Using Libs

Clojure provides for code loading and dependency tracking via its "lib" facility. A lib is a named unit of Clojure source code contained in a Java resource within classpath. A lib will typically provide the complete set of definitions that make up one Clojure namespace.

Lib Conventions

Clojure defines conventions for naming and structuring libs:
  • A lib name is a symbol that will typically contain two or more parts separated by periods.
  • A lib's container is a Java resource whose classpath-relative path is derived from the lib name:
    • The path is a string
    • Periods in the lib name are replaced by slashes in the path
    • Hyphens in the lib name are replaced by underscores in the path
    • The path ends with ".clj"
  • A lib begins with an "ns" form that
    • creates the Clojure namespace that shares its name, and
    • declares its dependencies on Java classes, Clojure's core facilities, and/or other libs,

Clojure ensures that if the call to "ns" completes without throwing an exception, the declared dependencies have been satisfied and the capabilities they provide are available.

Example Lib
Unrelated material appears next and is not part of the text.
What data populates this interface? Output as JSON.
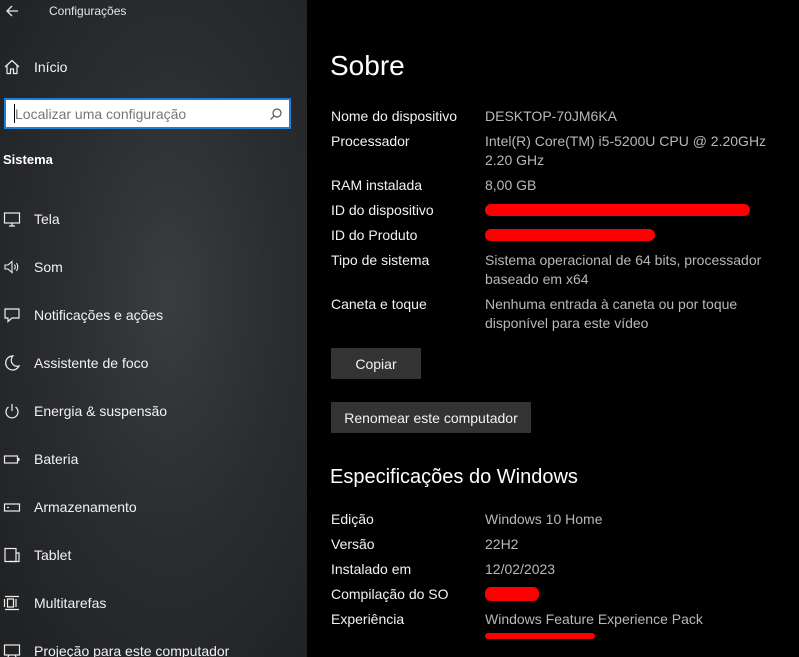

A simple lib with embedded explanations:
  (:import java.util.Date)
  (:use [clojure.contrib.def :only (defvar-)])
  (:require [ :as shell]))
  • The ns form names the lib's namespace and declares its dependencies. Based on its name, this lib must be contained in a Java resource at the classpath-relative path: com/my_company/clojure/examples/my_utils.clj (note the translations from period to slash and hyphen to underscore).
  • The :import clause declares this lib's use of java.util.Date and makes it available to code in this lib using its unqualified name.
  • The :use clause declares a dependency on the clojure.contrib.def lib for its defvar- function only. defvar- may be used in this lib's code using its unqualified name.
  • The :require clause declares a dependency on the lib and enables using its members using the shorter namespace alias shell.
(defvar- greetings
  {:english "Hello"
   :german "Guten Tag"
   :french "Bonjour"}
  "Map from language to greeting")
  • defvar- used without namespace qualification
(defn- user-prop
  "Returns the system property for user.<key>"
  (System/getProperty (str "user." key)))
(defn greeting
  "Returns a greeting for the current user. The greeting is in English by
  default, or optionally in another language: :german or :french"
     (greeting :english))
     (str (greetings language) " " (user-prop "name"))))
(defn user-files
  "Returns a seq of the file names in the current user's home directory"
  (seq (.split (shell/sh "ls" (user-prop "home")) "\n")))
  • sh from used via the shell namespace alias
(defn print-report
  "Prints a report containing some info about the current user"
  (println (greeting))
  (println "These are some of your files as of" (str (Date.)))
  (doseq [file (take 10 (user-files))]
    (println file)))

Prefix Lists

It's common for a lib to depend on several other libs whose full names share a common prefix. In calls to require and use (and in :require and :use clauses within an ns form), the common prefix can be extracted and provided once using a prefix list. For example, these two forms are equivalent:
(require 'clojure.contrib.def 'clojure.contrib.except 'clojure.contrib.sql)
(require '(clojure.contrib def except sql))

Related functions

Creating a namespace: ns

Ensuring a lib is loaded: require use

Listing loaded libs: loaded-libs
Logo & site design by Tom Hickey.